The sofa pillow had a hole in it. Johnny Town-mouse quite honestly recommended it as the best bed, kept exclusively for visitors. But the sofa smelt of cat. Timmy Willie preferred to spend a miserable night under the fender.
It was just the same next day. An excellent breakfast was provided—for mice accustomed to eat bacon; but Timmy Willie had been reared on roots and salad. Johnny Town-mouse and his friends racketted about under the floors, and came boldly out all over the house in the evening. One particularly loud crash had been caused by Sarah tumbling downstairs with the tea-tray; there were crumbs and sugar and smears of jam to be collected, in spite of the cat.
Timmy Willie longed to be at home in his peaceful nest in a sunny bank. The food disagreed with him; the noise prevented him from sleeping. In a few days he grew so thin that Johnny Town-mouse noticed it, and questioned him. He listened to Timmy Willie's story and inquired about the garden. "It sounds rather a dull place? What do you do when it rains?"
"When it rains, I sit in my little sandy burrow and shell corn and seeds from my Autumn store. I peep out at the throstles and blackbirds on the lawn, and my friend Cock Robin. And when the sun comes out again, you should see my garden and the flowers—roses and pinks and pansies—no noise except the birds and bees, and the lambs in the meadows."
"There goes that cat again!" exclaimed Johnny Town-mouse. When they had taken refuge in the coal-cellar he resumed the conversation; "I confess I am a little disappointed; we have endeavoured to entertain you, Timothy William."
"Oh yes, yes, you have been most kind; but I do feel so ill," said Timmy Willie.
"It may be that your teeth and digestion are unaccustomed to our food; perhaps it might be wiser for you to return in the hamper."
"Oh? Oh!" cried Timmy Willie.
"Why of course for the matter of that we could have sent you back last week," said Johnny rather huffily—"did you not know that the hamper goes back empty on Saturdays?"
So Timmy Willie said good-bye to his new friends, and hid in the hamper with a crumb of cake and a withered cabbage leaf; and after much jolting, he was set down safely in his own garden.
Sometimes on Saturdays he went to look at the hamper lying by the gate, but he knew better than to get in again. And nobody got out, though Johnny Town-mouse had half promised a visit.
The winter passed; the sun came out again; Timmy Willie sat by his burrow warming his little fur coat and sniffing the smell of violets and spring grass. He had nearly forgotten his visit to town. When up the sandy path all spick and span with a brown leather bag came Johnny Town-mouse!
Timmy Willie received him with open arms. "You have come at the best of all the year, we will have herb pudding and sit in the sun."
"H'm'm! it is a little damp," said Johnny Town-mouse, who was carrying his tail under his arm, out of the mud.

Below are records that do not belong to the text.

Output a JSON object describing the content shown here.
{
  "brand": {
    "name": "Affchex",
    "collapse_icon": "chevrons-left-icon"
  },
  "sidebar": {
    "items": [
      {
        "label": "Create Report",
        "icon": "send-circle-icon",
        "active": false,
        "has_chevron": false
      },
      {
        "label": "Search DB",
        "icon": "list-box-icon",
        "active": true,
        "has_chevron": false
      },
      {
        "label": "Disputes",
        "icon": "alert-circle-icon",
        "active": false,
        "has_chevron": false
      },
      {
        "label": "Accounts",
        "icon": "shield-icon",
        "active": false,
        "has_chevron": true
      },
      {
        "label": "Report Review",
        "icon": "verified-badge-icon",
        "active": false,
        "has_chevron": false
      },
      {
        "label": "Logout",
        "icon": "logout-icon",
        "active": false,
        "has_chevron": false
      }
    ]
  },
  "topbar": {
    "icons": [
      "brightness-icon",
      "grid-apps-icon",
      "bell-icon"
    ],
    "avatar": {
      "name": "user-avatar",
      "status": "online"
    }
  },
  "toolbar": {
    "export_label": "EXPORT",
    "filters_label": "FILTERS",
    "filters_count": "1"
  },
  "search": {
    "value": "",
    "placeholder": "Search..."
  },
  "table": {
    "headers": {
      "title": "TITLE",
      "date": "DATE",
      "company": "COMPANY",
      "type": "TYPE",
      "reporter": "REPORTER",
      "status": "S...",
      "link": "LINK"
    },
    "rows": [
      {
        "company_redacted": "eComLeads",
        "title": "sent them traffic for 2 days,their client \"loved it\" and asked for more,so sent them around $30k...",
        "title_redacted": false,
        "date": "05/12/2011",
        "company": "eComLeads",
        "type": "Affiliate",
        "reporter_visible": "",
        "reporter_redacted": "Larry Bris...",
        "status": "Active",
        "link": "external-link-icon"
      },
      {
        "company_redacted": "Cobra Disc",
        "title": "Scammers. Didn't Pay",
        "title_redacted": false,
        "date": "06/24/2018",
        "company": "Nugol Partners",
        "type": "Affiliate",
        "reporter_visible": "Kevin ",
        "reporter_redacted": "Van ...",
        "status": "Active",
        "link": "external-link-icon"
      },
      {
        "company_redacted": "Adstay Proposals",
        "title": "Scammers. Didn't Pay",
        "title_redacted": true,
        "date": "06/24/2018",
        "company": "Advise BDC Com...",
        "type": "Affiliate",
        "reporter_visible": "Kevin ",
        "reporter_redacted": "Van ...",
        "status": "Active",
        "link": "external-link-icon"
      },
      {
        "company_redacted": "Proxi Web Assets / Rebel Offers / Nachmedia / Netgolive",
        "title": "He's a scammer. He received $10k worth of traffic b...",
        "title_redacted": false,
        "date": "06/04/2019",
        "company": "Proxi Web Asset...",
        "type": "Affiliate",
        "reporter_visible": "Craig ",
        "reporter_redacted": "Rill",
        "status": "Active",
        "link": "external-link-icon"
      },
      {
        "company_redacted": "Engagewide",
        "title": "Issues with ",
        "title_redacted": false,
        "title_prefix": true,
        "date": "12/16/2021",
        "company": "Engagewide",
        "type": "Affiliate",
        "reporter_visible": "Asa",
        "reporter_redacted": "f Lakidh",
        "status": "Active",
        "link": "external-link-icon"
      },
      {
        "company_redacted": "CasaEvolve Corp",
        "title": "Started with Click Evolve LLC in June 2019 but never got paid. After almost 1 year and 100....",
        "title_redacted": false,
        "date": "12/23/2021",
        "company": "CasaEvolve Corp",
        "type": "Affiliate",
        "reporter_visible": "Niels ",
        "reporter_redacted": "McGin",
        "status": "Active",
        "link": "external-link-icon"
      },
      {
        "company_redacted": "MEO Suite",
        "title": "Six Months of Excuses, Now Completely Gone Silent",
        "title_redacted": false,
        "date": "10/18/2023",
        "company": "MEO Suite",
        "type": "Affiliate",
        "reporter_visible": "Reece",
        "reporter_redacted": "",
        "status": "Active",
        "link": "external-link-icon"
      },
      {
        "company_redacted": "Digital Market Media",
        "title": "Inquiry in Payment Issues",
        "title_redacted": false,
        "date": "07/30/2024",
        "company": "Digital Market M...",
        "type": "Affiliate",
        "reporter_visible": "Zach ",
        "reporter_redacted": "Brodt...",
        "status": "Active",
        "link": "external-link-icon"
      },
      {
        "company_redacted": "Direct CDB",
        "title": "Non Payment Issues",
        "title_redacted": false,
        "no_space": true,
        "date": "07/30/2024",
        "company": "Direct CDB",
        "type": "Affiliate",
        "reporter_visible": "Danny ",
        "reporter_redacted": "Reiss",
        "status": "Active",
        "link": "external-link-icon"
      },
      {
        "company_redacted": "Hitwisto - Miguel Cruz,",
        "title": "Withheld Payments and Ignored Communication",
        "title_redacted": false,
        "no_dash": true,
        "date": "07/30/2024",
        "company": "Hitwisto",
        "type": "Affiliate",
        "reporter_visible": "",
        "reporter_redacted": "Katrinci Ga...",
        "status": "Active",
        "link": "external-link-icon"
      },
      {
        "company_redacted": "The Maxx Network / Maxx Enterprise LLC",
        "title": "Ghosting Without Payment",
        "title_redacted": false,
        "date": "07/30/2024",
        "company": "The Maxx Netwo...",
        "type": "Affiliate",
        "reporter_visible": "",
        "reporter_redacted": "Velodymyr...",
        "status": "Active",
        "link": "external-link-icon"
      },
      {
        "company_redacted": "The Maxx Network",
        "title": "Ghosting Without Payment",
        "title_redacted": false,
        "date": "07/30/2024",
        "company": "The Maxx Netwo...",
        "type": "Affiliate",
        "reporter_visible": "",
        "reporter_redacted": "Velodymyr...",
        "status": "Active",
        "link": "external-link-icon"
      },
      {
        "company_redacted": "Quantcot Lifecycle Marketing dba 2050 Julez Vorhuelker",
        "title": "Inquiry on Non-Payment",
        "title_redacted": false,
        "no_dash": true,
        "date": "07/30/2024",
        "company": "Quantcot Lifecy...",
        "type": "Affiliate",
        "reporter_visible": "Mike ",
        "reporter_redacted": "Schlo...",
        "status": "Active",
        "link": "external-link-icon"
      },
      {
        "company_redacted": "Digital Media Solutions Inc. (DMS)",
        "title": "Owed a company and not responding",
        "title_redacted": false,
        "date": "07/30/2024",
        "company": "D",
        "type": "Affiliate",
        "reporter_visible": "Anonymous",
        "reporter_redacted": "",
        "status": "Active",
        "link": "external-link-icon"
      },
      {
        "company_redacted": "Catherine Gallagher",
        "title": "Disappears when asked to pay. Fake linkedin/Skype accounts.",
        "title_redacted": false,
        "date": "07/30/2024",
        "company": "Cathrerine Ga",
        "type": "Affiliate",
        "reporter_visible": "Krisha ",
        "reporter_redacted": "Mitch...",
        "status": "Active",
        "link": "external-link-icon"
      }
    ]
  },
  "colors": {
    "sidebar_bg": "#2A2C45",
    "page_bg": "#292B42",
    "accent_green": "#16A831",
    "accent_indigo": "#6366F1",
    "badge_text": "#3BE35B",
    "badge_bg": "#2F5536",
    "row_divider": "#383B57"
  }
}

"What is that fearful noise?" he started violently.
"That?" said Timmy Willie, "that is only a cow; I will beg a little milk, they are quite harmless, unless they happen to lie down upon you. How are all our friends?"
Johnny's account was rather middling. He explained why he was paying his visit so early in the season; the family had gone to the sea-side for Easter; the cook was doing spring cleaning, on board wages, with particular instructions to clear out the mice. There were four kittens, and the cat had killed the canary.
"They say we did it; but I know better," said Johnny Town-mouse. "Whatever is that fearful racket?"
"That is only the lawn-mower; I will fetch some of the grass clippings presently to make your bed. I am sure you had better settle in the country, Johnny."
"H'm'm—we shall see by Tuesday week; the hamper is stopped while they are at the sea-side."
"I am sure you will never want to live in town again," said Timmy Willie.
But he did. He went back in the very next hamper of vegetables; he said it was too quiet!!
One place suits one person, another place suits another person. For my part I prefer to live in the country, like Timmy Willie.